Record set START

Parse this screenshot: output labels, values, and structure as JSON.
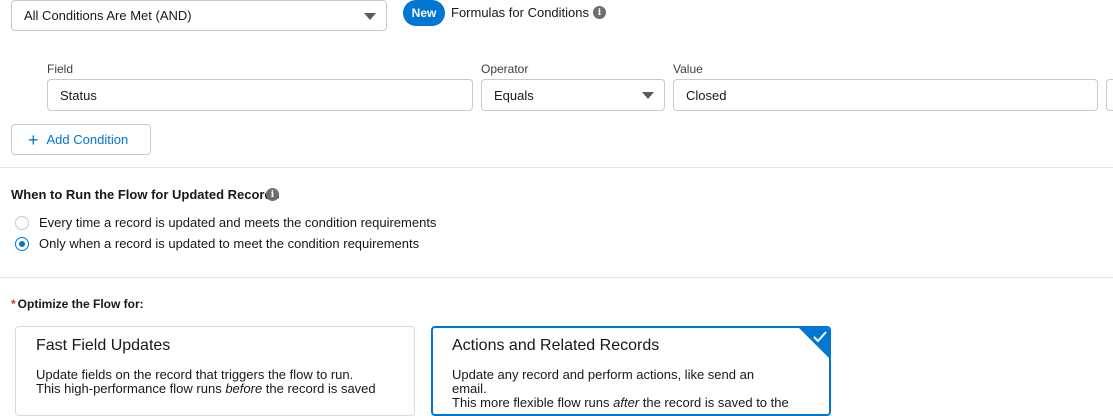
{
  "condition_logic": {
    "selected": "All Conditions Are Met (AND)"
  },
  "formulas": {
    "badge": "New",
    "label": "Formulas for Conditions"
  },
  "condition_row": {
    "field_label": "Field",
    "field_value": "Status",
    "operator_label": "Operator",
    "operator_value": "Equals",
    "value_label": "Value",
    "value_value": "Closed"
  },
  "add_condition": {
    "label": "Add Condition"
  },
  "when_to_run": {
    "title": "When to Run the Flow for Updated Records",
    "options": [
      {
        "label": "Every time a record is updated and meets the condition requirements",
        "checked": false
      },
      {
        "label": "Only when a record is updated to meet the condition requirements",
        "checked": true
      }
    ]
  },
  "optimize": {
    "required_marker": "*",
    "title": "Optimize the Flow for:",
    "cards": [
      {
        "title": "Fast Field Updates",
        "line1": "Update fields on the record that triggers the flow to run.",
        "line2_pre": "This high-performance flow runs ",
        "line2_em": "before",
        "line2_post": " the record is saved",
        "selected": false
      },
      {
        "title": "Actions and Related Records",
        "line1": "Update any record and perform actions, like send an email.",
        "line2_pre": "This more flexible flow runs ",
        "line2_em": "after",
        "line2_post": " the record is saved to the",
        "selected": true
      }
    ]
  },
  "colors": {
    "accent": "#0176d3",
    "border": "#c9c9c9"
  }
}
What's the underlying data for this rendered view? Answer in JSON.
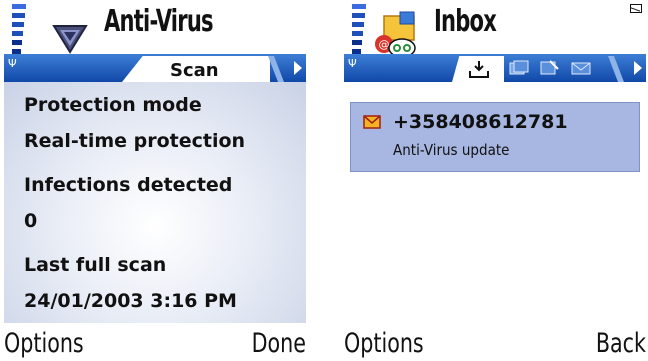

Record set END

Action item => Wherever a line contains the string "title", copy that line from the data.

Your response =>
    "title": "When to Run the Flow for Updated Records",
    "title": "Optimize the Flow for:",
        "title": "Fast Field Updates",
        "title": "Actions and Related Records",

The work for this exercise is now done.